Mum, 32, diagnosed with breast cancer was ‘too scared’ to ask doctors about disease

A mum said she was “too scared” to ask doctors why she needed a mammogram and a bone scan before she was diagnosed with breast cancer at the age of 32.

Kemi Olowe noticed a lump in her right breast but thought it was a blocked milk duct caused by the fact she was breastfeeding her nine-month-old son Samuel.

Since the lump did not go away, she went to see her GP four months later, in January 2018 – but she admitted she never thought it could be cancer.

The mortgage broker from Essex said she “couldn’t feel the lump” even though she could hold it.

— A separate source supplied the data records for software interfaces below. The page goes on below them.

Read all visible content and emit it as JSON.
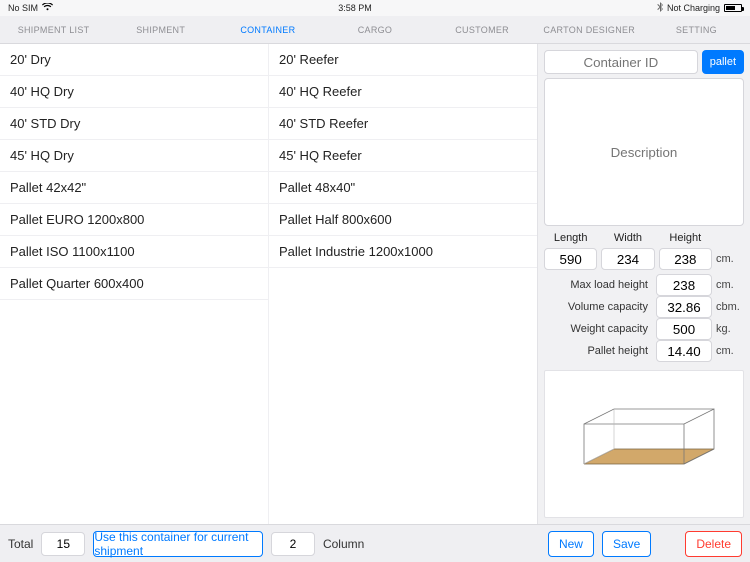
{
  "status": {
    "sim": "No SIM",
    "time": "3:58 PM",
    "charge": "Not Charging"
  },
  "tabs": [
    "SHIPMENT LIST",
    "SHIPMENT",
    "CONTAINER",
    "CARGO",
    "CUSTOMER",
    "CARTON DESIGNER",
    "SETTING"
  ],
  "activeTab": 2,
  "list": {
    "left": [
      "20' Dry",
      "40' HQ Dry",
      "40' STD Dry",
      "45' HQ Dry",
      "Pallet 42x42\"",
      "Pallet EURO 1200x800",
      "Pallet ISO 1100x1100",
      "Pallet Quarter 600x400"
    ],
    "right": [
      "20' Reefer",
      "40' HQ Reefer",
      "40' STD Reefer",
      "45' HQ Reefer",
      "Pallet 48x40\"",
      "Pallet Half 800x600",
      "Pallet Industrie 1200x1000"
    ]
  },
  "side": {
    "id_placeholder": "Container ID",
    "pallet_btn": "pallet",
    "desc_placeholder": "Description",
    "dims": {
      "length_label": "Length",
      "width_label": "Width",
      "height_label": "Height",
      "length": "590",
      "width": "234",
      "height": "238",
      "unit": "cm."
    },
    "props": [
      {
        "label": "Max load height",
        "value": "238",
        "unit": "cm."
      },
      {
        "label": "Volume capacity",
        "value": "32.86",
        "unit": "cbm."
      },
      {
        "label": "Weight capacity",
        "value": "500",
        "unit": "kg."
      },
      {
        "label": "Pallet height",
        "value": "14.40",
        "unit": "cm."
      }
    ]
  },
  "footer": {
    "total_label": "Total",
    "total": "15",
    "use_label": "Use this container for current shipment",
    "col_value": "2",
    "col_label": "Column",
    "new": "New",
    "save": "Save",
    "delete": "Delete"
  }
}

The doctor then referred her for an ultrasound scan and the radiologist said it was just milk drying up.

Ms Olowe told the Daily Mail : “I felt I was wasting NHS time, but it felt like it was growing nearer to my armpit.

“In July, I spoke to a female GP over the phone and was sent for another ultrasound. It was the same radiologist doing it. She asked why I was back and, on scanning, said nothing had changed.

“Then a medical student, who was in the room, started asking questions and pointing things out on the screen. I’m so grateful for that student – she might have saved my life as I went immediately for a biopsy.”

She said she was “too scared to ask” why she needed a mammogram and then a bone scan, but she now knows that there is a risk for breast cancer to spread to the bones.

Two weeks later, the woman and her husband Peter, 37, saw a consultant, and she was diagnosed with a 6cm stage 3 tumour after two ultrasound scans.

Stage 3 usually means the cancer is larger and may have started to spread to surrounding tissues and/or the lymph nodes.

She needed a mastectomy – surgery to remove a breast – as well as six months of chemotherapy and six weeks of radiotherapy.

Despite feeling down after the diagnosis as she was worried for her son’s future, the woman decided to put on a brave face and do all she could to fight the disease.

Within two weeks of her diagnosis, Ms Olowe had five lymph nodes in her right armpit removed.

The woman and her husband also went to Guy’s and St Thomas’ Assisted Conception Unit in London to talk about IVF and freezing embryos for a sibling for Samuel.

Ms Olowe was supported by Breast Cancer Now and in turn, she helped the charity with its Tickled Pink Campaign.

Her message ‘I am a beautiful masterpiece’ was printed on fundraising T-shirts and will be available to buy at Asda stores this month.

Nicola Roche, a consultant breast cancer surgeon at the Royal Marsden Hospital in London, said 80 per cent of breast cancer cases occur in women over 50s – but younger women usually have “more aggressive cancers”.

For this reason, it is important to check your breast regularly to check for any changes, Miss Roche added.

She explained: “When you’re in your 20s and 30s, if you find a lump it’s most likely to be a fibroadenoma [a benign, slow-growing, solid breast lump]; in your 40s it’s likely to be a cyst; and only in your 50s is it more likely to be cancer.”

The expert added: “Young Black women have a lower incidence of breast cancer, but when they get it, it tends to be more aggressive.

“Women from ethnic minority groups may also present late with breast cancer symptoms because of socio-economic and cultural reasons.”

Breast cancer is the most common type of cancer in the UK, explains the NHS.

Most women diagnosed with breast cancer are over the age of 50, but younger women can also get breast cancer.

Around 55,000 women and 370 men are diagnosed with breast cancer every year in the UK, according to charity Breast Cancer Now.

Every year around 11,500 women and 85 men die from breast cancer in the country – that’s nearly 1,000 deaths each month.